A study conducted by Schoop et al in Clinical Theraputics ?Echinacea in the prevention of induced rhinovirus colds: a meta-analysis' 2006 discovered standardized extracts of Echinacea were effective in the prevention of symptoms of the common cold after clinical inoculation, compared with placebo. But added, further prospective, appropriately powered clinical studies are required to confirm this finding.
Shah et al in their ?Evaluation of Echinacea for the prevention and treatment of the common cold: a meta-analysis' 2007 agree that published evidence supports Echinacea's benefit in decreasing the incidence and duration of the common cold.

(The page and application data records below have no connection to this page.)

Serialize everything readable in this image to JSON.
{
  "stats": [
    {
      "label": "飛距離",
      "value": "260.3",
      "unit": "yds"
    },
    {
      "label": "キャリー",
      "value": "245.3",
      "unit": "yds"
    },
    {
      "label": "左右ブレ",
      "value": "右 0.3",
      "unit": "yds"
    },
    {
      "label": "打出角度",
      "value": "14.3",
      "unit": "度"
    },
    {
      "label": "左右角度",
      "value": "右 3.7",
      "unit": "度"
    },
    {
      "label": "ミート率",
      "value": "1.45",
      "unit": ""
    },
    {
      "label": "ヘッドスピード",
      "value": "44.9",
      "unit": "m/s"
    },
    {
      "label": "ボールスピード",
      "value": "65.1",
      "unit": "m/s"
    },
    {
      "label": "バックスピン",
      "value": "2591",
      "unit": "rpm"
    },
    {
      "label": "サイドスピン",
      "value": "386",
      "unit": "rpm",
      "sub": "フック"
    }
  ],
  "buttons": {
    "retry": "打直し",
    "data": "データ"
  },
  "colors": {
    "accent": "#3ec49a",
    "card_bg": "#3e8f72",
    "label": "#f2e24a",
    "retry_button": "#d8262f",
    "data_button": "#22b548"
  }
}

Interestingly, Barrett et al conducted a study titled ?Placebo effects and the common cold: a randomized controlled trial' 2011 and concluded that participants randomized to the no-pill group tended to have longer and more severe illnesses than those who received pills. For the subgroup who believed in echinacea and received pills, illnesses were substantively shorter and less severe,regardless of whether the pills contained echinacea. These findings support the general idea that beliefs and feelings about treatments may be important and perhaps should be taken into consideration when making medical decisions.